Records from a data collection
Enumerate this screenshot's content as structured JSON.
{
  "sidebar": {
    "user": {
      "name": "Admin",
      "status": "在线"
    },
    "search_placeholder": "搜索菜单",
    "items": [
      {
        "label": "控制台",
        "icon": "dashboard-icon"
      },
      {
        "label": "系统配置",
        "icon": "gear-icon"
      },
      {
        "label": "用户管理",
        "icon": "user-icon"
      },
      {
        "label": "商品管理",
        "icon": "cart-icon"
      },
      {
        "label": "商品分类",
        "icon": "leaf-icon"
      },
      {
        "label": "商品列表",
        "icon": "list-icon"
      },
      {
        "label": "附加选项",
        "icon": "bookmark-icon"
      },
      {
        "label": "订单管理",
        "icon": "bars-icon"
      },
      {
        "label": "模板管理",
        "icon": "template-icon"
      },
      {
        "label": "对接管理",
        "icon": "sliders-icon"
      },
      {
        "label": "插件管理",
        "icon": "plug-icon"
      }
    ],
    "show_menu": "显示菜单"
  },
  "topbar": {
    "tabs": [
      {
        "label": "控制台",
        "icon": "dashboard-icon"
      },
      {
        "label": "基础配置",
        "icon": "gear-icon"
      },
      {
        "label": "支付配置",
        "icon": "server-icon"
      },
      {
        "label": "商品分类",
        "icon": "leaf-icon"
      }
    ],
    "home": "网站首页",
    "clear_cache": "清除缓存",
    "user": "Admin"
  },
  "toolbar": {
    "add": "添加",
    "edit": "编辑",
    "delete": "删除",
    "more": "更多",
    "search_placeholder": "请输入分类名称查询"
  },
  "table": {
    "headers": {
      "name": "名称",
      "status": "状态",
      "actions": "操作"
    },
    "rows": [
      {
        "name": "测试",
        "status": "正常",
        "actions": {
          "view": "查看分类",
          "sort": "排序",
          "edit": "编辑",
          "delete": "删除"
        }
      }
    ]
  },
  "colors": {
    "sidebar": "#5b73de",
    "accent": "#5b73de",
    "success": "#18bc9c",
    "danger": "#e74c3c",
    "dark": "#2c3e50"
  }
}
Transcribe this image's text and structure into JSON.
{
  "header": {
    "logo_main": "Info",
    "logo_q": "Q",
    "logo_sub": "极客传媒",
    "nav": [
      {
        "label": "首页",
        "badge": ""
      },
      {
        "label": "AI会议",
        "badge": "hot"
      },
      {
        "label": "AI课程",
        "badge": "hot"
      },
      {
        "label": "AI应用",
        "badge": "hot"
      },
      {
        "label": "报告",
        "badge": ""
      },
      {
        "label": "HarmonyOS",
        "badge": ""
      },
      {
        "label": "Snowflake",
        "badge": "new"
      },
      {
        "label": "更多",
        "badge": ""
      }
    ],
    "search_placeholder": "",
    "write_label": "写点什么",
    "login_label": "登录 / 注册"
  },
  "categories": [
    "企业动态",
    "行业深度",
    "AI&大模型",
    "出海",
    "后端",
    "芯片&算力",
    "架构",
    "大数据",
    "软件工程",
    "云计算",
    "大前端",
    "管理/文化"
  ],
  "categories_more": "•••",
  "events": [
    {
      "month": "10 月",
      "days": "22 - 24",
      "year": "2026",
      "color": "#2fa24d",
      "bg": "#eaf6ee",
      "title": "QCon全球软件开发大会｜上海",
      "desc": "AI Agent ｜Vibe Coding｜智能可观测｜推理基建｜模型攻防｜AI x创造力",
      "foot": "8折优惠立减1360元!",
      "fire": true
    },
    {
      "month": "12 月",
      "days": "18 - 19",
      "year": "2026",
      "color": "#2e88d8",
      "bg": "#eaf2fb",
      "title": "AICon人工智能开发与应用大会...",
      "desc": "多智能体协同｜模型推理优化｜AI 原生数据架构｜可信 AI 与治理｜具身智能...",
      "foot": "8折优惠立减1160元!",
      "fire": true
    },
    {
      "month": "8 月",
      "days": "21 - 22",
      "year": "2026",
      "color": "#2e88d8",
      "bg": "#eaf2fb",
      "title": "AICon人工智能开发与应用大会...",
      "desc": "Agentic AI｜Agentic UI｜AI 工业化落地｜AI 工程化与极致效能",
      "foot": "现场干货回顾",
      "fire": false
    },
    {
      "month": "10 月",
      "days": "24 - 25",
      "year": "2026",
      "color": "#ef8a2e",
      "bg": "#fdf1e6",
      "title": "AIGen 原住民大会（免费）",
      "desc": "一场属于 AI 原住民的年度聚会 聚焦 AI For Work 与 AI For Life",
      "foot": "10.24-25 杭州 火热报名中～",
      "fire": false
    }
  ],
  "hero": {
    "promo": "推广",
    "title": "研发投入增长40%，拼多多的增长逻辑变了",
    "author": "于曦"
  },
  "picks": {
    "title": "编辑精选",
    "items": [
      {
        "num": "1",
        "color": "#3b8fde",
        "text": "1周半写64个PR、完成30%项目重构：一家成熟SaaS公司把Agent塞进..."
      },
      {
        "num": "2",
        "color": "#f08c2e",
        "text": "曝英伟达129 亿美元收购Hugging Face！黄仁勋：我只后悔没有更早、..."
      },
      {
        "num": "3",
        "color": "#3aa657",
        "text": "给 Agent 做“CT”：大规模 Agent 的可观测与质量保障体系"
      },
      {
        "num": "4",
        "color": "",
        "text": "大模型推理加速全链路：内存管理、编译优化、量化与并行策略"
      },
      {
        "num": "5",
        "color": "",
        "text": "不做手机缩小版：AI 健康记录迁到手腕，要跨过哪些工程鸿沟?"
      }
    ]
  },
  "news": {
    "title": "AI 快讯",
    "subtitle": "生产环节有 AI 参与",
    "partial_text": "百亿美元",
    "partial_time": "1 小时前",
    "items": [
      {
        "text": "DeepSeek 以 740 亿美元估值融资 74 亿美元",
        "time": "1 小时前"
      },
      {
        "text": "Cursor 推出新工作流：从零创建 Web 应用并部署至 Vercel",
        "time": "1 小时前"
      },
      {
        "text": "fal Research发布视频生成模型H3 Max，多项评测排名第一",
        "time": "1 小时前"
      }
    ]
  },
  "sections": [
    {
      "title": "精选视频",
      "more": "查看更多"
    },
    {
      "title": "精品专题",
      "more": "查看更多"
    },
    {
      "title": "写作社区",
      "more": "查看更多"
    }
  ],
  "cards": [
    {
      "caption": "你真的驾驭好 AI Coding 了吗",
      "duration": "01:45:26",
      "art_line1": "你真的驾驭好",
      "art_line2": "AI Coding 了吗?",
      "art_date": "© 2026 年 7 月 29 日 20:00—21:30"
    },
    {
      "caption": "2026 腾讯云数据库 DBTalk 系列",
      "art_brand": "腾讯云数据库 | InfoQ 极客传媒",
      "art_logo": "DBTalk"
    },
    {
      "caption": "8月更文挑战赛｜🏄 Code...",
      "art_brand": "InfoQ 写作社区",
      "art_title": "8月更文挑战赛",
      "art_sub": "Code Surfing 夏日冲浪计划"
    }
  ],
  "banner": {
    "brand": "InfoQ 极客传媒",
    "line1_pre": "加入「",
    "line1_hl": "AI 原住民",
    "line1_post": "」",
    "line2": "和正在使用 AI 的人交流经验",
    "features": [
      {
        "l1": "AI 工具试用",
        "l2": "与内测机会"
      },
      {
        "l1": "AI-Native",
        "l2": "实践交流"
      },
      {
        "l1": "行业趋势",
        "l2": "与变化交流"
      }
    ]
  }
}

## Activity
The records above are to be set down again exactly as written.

## Task response
Enumerate this screenshot's content as structured JSON.
{
  "sidebar": {
    "user": {
      "name": "Admin",
      "status": "在线"
    },
    "search_placeholder": "搜索菜单",
    "items": [
      {
        "label": "控制台",
        "icon": "dashboard-icon"
      },
      {
        "label": "系统配置",
        "icon": "gear-icon"
      },
      {
        "label": "用户管理",
        "icon": "user-icon"
      },
      {
        "label": "商品管理",
        "icon": "cart-icon"
      },
      {
        "label": "商品分类",
        "icon": "leaf-icon"
      },
      {
        "label": "商品列表",
        "icon": "list-icon"
      },
      {
        "label": "附加选项",
        "icon": "bookmark-icon"
      },
      {
        "label": "订单管理",
        "icon": "bars-icon"
      },
      {
        "label": "模板管理",
        "icon": "template-icon"
      },
      {
        "label": "对接管理",
        "icon": "sliders-icon"
      },
      {
        "label": "插件管理",
        "icon": "plug-icon"
      }
    ],
    "show_menu": "显示菜单"
  },
  "topbar": {
    "tabs": [
      {
        "label": "控制台",
        "icon": "dashboard-icon"
      },
      {
        "label": "基础配置",
        "icon": "gear-icon"
      },
      {
        "label": "支付配置",
        "icon": "server-icon"
      },
      {
        "label": "商品分类",
        "icon": "leaf-icon"
      }
    ],
    "home": "网站首页",
    "clear_cache": "清除缓存",
    "user": "Admin"
  },
  "toolbar": {
    "add": "添加",
    "edit": "编辑",
    "delete": "删除",
    "more": "更多",
    "search_placeholder": "请输入分类名称查询"
  },
  "table": {
    "headers": {
      "name": "名称",
      "status": "状态",
      "actions": "操作"
    },
    "rows": [
      {
        "name": "测试",
        "status": "正常",
        "actions": {
          "view": "查看分类",
          "sort": "排序",
          "edit": "编辑",
          "delete": "删除"
        }
      }
    ]
  },
  "colors": {
    "sidebar": "#5b73de",
    "accent": "#5b73de",
    "success": "#18bc9c",
    "danger": "#e74c3c",
    "dark": "#2c3e50"
  }
}
Transcribe this image's text and structure into JSON.
{
  "header": {
    "logo_main": "Info",
    "logo_q": "Q",
    "logo_sub": "极客传媒",
    "nav": [
      {
        "label": "首页",
        "badge": ""
      },
      {
        "label": "AI会议",
        "badge": "hot"
      },
      {
        "label": "AI课程",
        "badge": "hot"
      },
      {
        "label": "AI应用",
        "badge": "hot"
      },
      {
        "label": "报告",
        "badge": ""
      },
      {
        "label": "HarmonyOS",
        "badge": ""
      },
      {
        "label": "Snowflake",
        "badge": "new"
      },
      {
        "label": "更多",
        "badge": ""
      }
    ],
    "search_placeholder": "",
    "write_label": "写点什么",
    "login_label": "登录 / 注册"
  },
  "categories": [
    "企业动态",
    "行业深度",
    "AI&大模型",
    "出海",
    "后端",
    "芯片&算力",
    "架构",
    "大数据",
    "软件工程",
    "云计算",
    "大前端",
    "管理/文化"
  ],
  "categories_more": "•••",
  "events": [
    {
      "month": "10 月",
      "days": "22 - 24",
      "year": "2026",
      "color": "#2fa24d",
      "bg": "#eaf6ee",
      "title": "QCon全球软件开发大会｜上海",
      "desc": "AI Agent ｜Vibe Coding｜智能可观测｜推理基建｜模型攻防｜AI x创造力",
      "foot": "8折优惠立减1360元!",
      "fire": true
    },
    {
      "month": "12 月",
      "days": "18 - 19",
      "year": "2026",
      "color": "#2e88d8",
      "bg": "#eaf2fb",
      "title": "AICon人工智能开发与应用大会...",
      "desc": "多智能体协同｜模型推理优化｜AI 原生数据架构｜可信 AI 与治理｜具身智能...",
      "foot": "8折优惠立减1160元!",
      "fire": true
    },
    {
      "month": "8 月",
      "days": "21 - 22",
      "year": "2026",
      "color": "#2e88d8",
      "bg": "#eaf2fb",
      "title": "AICon人工智能开发与应用大会...",
      "desc": "Agentic AI｜Agentic UI｜AI 工业化落地｜AI 工程化与极致效能",
      "foot": "现场干货回顾",
      "fire": false
    },
    {
      "month": "10 月",
      "days": "24 - 25",
      "year": "2026",
      "color": "#ef8a2e",
      "bg": "#fdf1e6",
      "title": "AIGen 原住民大会（免费）",
      "desc": "一场属于 AI 原住民的年度聚会 聚焦 AI For Work 与 AI For Life",
      "foot": "10.24-25 杭州 火热报名中～",
      "fire": false
    }
  ],
  "hero": {
    "promo": "推广",
    "title": "研发投入增长40%，拼多多的增长逻辑变了",
    "author": "于曦"
  },
  "picks": {
    "title": "编辑精选",
    "items": [
      {
        "num": "1",
        "color": "#3b8fde",
        "text": "1周半写64个PR、完成30%项目重构：一家成熟SaaS公司把Agent塞进..."
      },
      {
        "num": "2",
        "color": "#f08c2e",
        "text": "曝英伟达129 亿美元收购Hugging Face！黄仁勋：我只后悔没有更早、..."
      },
      {
        "num": "3",
        "color": "#3aa657",
        "text": "给 Agent 做“CT”：大规模 Agent 的可观测与质量保障体系"
      },
      {
        "num": "4",
        "color": "",
        "text": "大模型推理加速全链路：内存管理、编译优化、量化与并行策略"
      },
      {
        "num": "5",
        "color": "",
        "text": "不做手机缩小版：AI 健康记录迁到手腕，要跨过哪些工程鸿沟?"
      }
    ]
  },
  "news": {
    "title": "AI 快讯",
    "subtitle": "生产环节有 AI 参与",
    "partial_text": "百亿美元",
    "partial_time": "1 小时前",
    "items": [
      {
        "text": "DeepSeek 以 740 亿美元估值融资 74 亿美元",
        "time": "1 小时前"
      },
      {
        "text": "Cursor 推出新工作流：从零创建 Web 应用并部署至 Vercel",
        "time": "1 小时前"
      },
      {
        "text": "fal Research发布视频生成模型H3 Max，多项评测排名第一",
        "time": "1 小时前"
      }
    ]
  },
  "sections": [
    {
      "title": "精选视频",
      "more": "查看更多"
    },
    {
      "title": "精品专题",
      "more": "查看更多"
    },
    {
      "title": "写作社区",
      "more": "查看更多"
    }
  ],
  "cards": [
    {
      "caption": "你真的驾驭好 AI Coding 了吗",
      "duration": "01:45:26",
      "art_line1": "你真的驾驭好",
      "art_line2": "AI Coding 了吗?",
      "art_date": "© 2026 年 7 月 29 日 20:00—21:30"
    },
    {
      "caption": "2026 腾讯云数据库 DBTalk 系列",
      "art_brand": "腾讯云数据库 | InfoQ 极客传媒",
      "art_logo": "DBTalk"
    },
    {
      "caption": "8月更文挑战赛｜🏄 Code...",
      "art_brand": "InfoQ 写作社区",
      "art_title": "8月更文挑战赛",
      "art_sub": "Code Surfing 夏日冲浪计划"
    }
  ],
  "banner": {
    "brand": "InfoQ 极客传媒",
    "line1_pre": "加入「",
    "line1_hl": "AI 原住民",
    "line1_post": "」",
    "line2": "和正在使用 AI 的人交流经验",
    "features": [
      {
        "l1": "AI 工具试用",
        "l2": "与内测机会"
      },
      {
        "l1": "AI-Native",
        "l2": "实践交流"
      },
      {
        "l1": "行业趋势",
        "l2": "与变化交流"
      }
    ]
  }
}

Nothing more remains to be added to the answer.